Tasmanian’s reactions to the anticipated Pontville Detention Centre indicate mixed and contrasting moral – as well as practical – understanding of the issue.

Dr Keith Jacobs, lecturer of Sociology and researcher into public response to asylum seekers says that underlying the more negative responses is a divisive us vs. them mentality.

“I think that all of us actually lose if we fall into the trap of trying to see this problem as an issue of us against them” said Dr Jacobs.

Ms O’Connor said that she feels some of the interrelated issues with racism and ignorance in the wider community are generational issues.

“How you tackle it is you name it every time it comes up,” says Ms O’Connor.

“Partly, I think we’ve got to be brave about saying ‘racism is racism’ or, the softer way to do it is to say ‘we think your fears are unfounded and this is why…” said Ms O’Connor.

“The other thing I would like to see a lot more of is contact between our humanitarian community and the wider community,” says Ms O’Connor.

“You can’t hold a view that someone is not a person, that has legitimately come here looking for a better life.
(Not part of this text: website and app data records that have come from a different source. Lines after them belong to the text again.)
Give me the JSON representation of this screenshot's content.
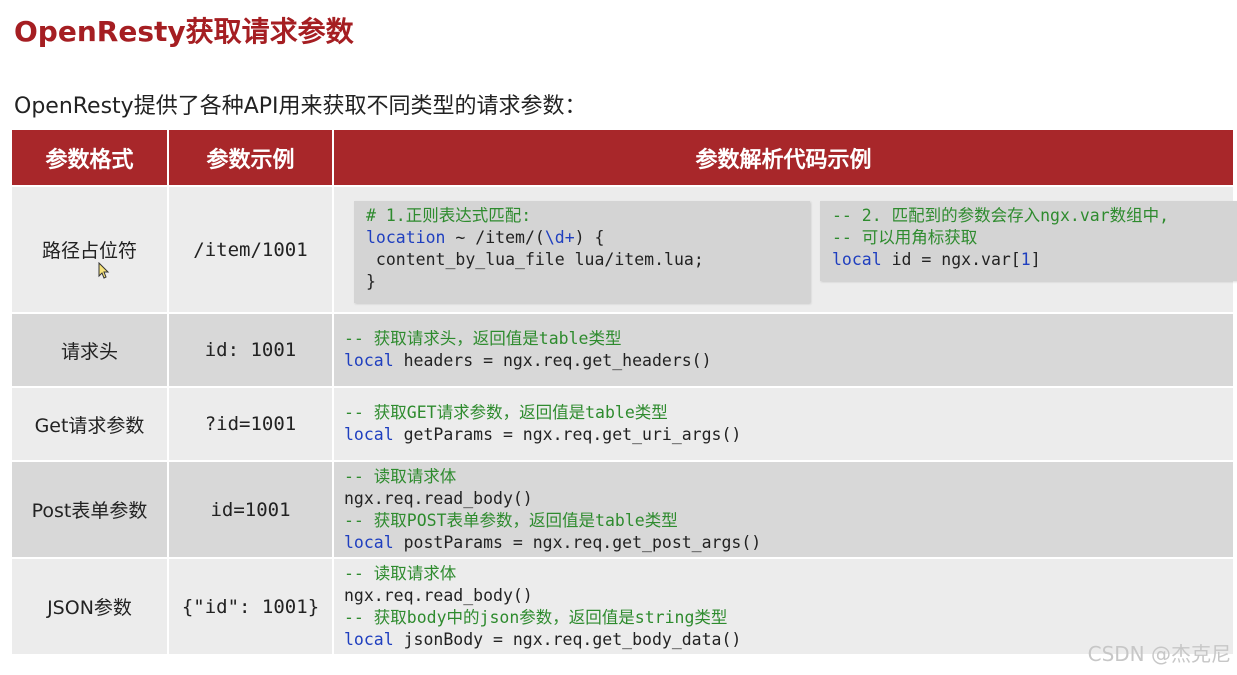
{
  "title": "OpenResty获取请求参数",
  "subtitle": "OpenResty提供了各种API用来获取不同类型的请求参数：",
  "table": {
    "headers": [
      "参数格式",
      "参数示例",
      "参数解析代码示例"
    ],
    "rows": [
      {
        "format": "路径占位符",
        "example": "/item/1001",
        "code_left": [
          "# 1.正则表达式匹配:",
          "location ~ /item/(\\d+) {",
          " content_by_lua_file lua/item.lua;",
          "}"
        ],
        "code_right": [
          "-- 2. 匹配到的参数会存入ngx.var数组中,",
          "-- 可以用角标获取",
          "local id = ngx.var[1]"
        ]
      },
      {
        "format": "请求头",
        "example": "id: 1001",
        "code": [
          "-- 获取请求头，返回值是table类型",
          "local headers = ngx.req.get_headers()"
        ]
      },
      {
        "format": "Get请求参数",
        "example": "?id=1001",
        "code": [
          "-- 获取GET请求参数，返回值是table类型",
          "local getParams = ngx.req.get_uri_args()"
        ]
      },
      {
        "format": "Post表单参数",
        "example": "id=1001",
        "code": [
          "-- 读取请求体",
          "ngx.req.read_body()",
          "-- 获取POST表单参数，返回值是table类型",
          "local postParams = ngx.req.get_post_args()"
        ]
      },
      {
        "format": "JSON参数",
        "example": "{\"id\": 1001}",
        "code": [
          "-- 读取请求体",
          "ngx.req.read_body()",
          "-- 获取body中的json参数，返回值是string类型",
          "local jsonBody = ngx.req.get_body_data()"
        ]
      }
    ]
  },
  "watermark": "CSDN @杰克尼",
  "colors": {
    "title": "#a51e22",
    "header_bg": "#a8272a",
    "comment": "#2e8b2e",
    "keyword": "#1f3fbf"
  }
}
You can’t hold a view that you are more entitled to anything as a human being once you look someone from Sudan in the face and you hear their story” said Ms O’Connor.

Dr Jacobs said that the best way of tackling racism is a multicultural society, which he said, “whether people like it or not, that is going to be our future”.

He said that racism is “always broken down when people have everyday interaction, how many racists do you know who say, ‘you know, some of my best friends are black,’ and so, through more and more interaction, this kind of hatred can be broken down.”

At a community level people can be involved in grass roots organisations that foster both education and interaction.

“I am very encouraged by what is going on in Tasmania with the support group that has been set up to help support the asylum seekers” said Dr Jacobs.

Underlying the flurry of the debate, Ms O’Connor is clear that the Tasmania has benefited in the past from previous Humanitarian entrants settling in the state and Tasmania has welcomed asylum seekers in the past.

Ms O’Connor referred to Tasmania welcoming some 800 Kosovo asylum seekers in 1999 while their claims for asylum were processed. She says this shows that Tasmanians have successfully welcomed people in the past and she is positive that the majority of the Tasmanian community will again embrace the men coming to the Pontville centre and the women and children who will be housed in the community while their claims are processed.

“Embracing multiculturalism in our community… is a role that we can all play” said Ms O’Connor.